Your output should consist of the data, copied exactly.
==== Materials provided ====
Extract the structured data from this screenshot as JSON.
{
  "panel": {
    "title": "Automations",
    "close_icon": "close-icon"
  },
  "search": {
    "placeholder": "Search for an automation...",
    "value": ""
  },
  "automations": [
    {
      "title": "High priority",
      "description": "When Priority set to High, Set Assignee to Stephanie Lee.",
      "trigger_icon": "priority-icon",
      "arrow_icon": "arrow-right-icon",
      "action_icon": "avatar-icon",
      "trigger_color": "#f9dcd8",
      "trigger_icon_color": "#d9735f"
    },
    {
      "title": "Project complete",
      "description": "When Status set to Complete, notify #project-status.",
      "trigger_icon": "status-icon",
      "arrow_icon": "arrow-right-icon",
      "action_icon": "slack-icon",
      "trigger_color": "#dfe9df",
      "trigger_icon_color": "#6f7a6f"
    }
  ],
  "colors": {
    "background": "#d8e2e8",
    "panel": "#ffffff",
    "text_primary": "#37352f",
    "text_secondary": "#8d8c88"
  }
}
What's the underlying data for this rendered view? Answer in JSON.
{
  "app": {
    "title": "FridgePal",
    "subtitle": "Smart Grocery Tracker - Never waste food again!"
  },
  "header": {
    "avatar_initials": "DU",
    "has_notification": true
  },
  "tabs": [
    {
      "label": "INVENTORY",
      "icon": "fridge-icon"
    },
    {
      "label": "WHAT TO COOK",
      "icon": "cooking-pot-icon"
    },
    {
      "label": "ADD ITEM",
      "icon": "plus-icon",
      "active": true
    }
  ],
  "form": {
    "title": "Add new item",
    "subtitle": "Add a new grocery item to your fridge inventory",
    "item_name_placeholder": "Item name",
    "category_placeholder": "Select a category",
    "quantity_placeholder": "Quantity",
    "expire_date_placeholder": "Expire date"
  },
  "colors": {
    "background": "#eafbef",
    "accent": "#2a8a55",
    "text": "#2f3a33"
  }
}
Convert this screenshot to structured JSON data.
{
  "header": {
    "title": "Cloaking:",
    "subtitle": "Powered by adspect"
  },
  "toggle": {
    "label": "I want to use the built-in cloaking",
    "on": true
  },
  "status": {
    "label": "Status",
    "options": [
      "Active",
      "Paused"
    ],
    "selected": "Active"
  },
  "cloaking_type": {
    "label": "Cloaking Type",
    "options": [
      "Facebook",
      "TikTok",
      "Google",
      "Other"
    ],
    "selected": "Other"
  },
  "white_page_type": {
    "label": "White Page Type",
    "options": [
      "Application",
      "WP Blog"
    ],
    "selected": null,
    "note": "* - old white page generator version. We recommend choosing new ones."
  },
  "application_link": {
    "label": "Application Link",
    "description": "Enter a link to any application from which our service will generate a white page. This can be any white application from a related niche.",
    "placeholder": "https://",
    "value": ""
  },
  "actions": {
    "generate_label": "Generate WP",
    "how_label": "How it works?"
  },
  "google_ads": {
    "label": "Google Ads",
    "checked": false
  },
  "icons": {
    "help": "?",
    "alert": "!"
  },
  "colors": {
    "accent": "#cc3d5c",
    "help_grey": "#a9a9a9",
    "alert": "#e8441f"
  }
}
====
§ **Answer to the problem**:
Extract the structured data from this screenshot as JSON.
{
  "panel": {
    "title": "Automations",
    "close_icon": "close-icon"
  },
  "search": {
    "placeholder": "Search for an automation...",
    "value": ""
  },
  "automations": [
    {
      "title": "High priority",
      "description": "When Priority set to High, Set Assignee to Stephanie Lee.",
      "trigger_icon": "priority-icon",
      "arrow_icon": "arrow-right-icon",
      "action_icon": "avatar-icon",
      "trigger_color": "#f9dcd8",
      "trigger_icon_color": "#d9735f"
    },
    {
      "title": "Project complete",
      "description": "When Status set to Complete, notify #project-status.",
      "trigger_icon": "status-icon",
      "arrow_icon": "arrow-right-icon",
      "action_icon": "slack-icon",
      "trigger_color": "#dfe9df",
      "trigger_icon_color": "#6f7a6f"
    }
  ],
  "colors": {
    "background": "#d8e2e8",
    "panel": "#ffffff",
    "text_primary": "#37352f",
    "text_secondary": "#8d8c88"
  }
}
What's the underlying data for this rendered view? Answer in JSON.
{
  "app": {
    "title": "FridgePal",
    "subtitle": "Smart Grocery Tracker - Never waste food again!"
  },
  "header": {
    "avatar_initials": "DU",
    "has_notification": true
  },
  "tabs": [
    {
      "label": "INVENTORY",
      "icon": "fridge-icon"
    },
    {
      "label": "WHAT TO COOK",
      "icon": "cooking-pot-icon"
    },
    {
      "label": "ADD ITEM",
      "icon": "plus-icon",
      "active": true
    }
  ],
  "form": {
    "title": "Add new item",
    "subtitle": "Add a new grocery item to your fridge inventory",
    "item_name_placeholder": "Item name",
    "category_placeholder": "Select a category",
    "quantity_placeholder": "Quantity",
    "expire_date_placeholder": "Expire date"
  },
  "colors": {
    "background": "#eafbef",
    "accent": "#2a8a55",
    "text": "#2f3a33"
  }
}
Convert this screenshot to structured JSON data.
{
  "header": {
    "title": "Cloaking:",
    "subtitle": "Powered by adspect"
  },
  "toggle": {
    "label": "I want to use the built-in cloaking",
    "on": true
  },
  "status": {
    "label": "Status",
    "options": [
      "Active",
      "Paused"
    ],
    "selected": "Active"
  },
  "cloaking_type": {
    "label": "Cloaking Type",
    "options": [
      "Facebook",
      "TikTok",
      "Google",
      "Other"
    ],
    "selected": "Other"
  },
  "white_page_type": {
    "label": "White Page Type",
    "options": [
      "Application",
      "WP Blog"
    ],
    "selected": null,
    "note": "* - old white page generator version. We recommend choosing new ones."
  },
  "application_link": {
    "label": "Application Link",
    "description": "Enter a link to any application from which our service will generate a white page. This can be any white application from a related niche.",
    "placeholder": "https://",
    "value": ""
  },
  "actions": {
    "generate_label": "Generate WP",
    "how_label": "How it works?"
  },
  "google_ads": {
    "label": "Google Ads",
    "checked": false
  },
  "icons": {
    "help": "?",
    "alert": "!"
  },
  "colors": {
    "accent": "#cc3d5c",
    "help_grey": "#a9a9a9",
    "alert": "#e8441f"
  }
}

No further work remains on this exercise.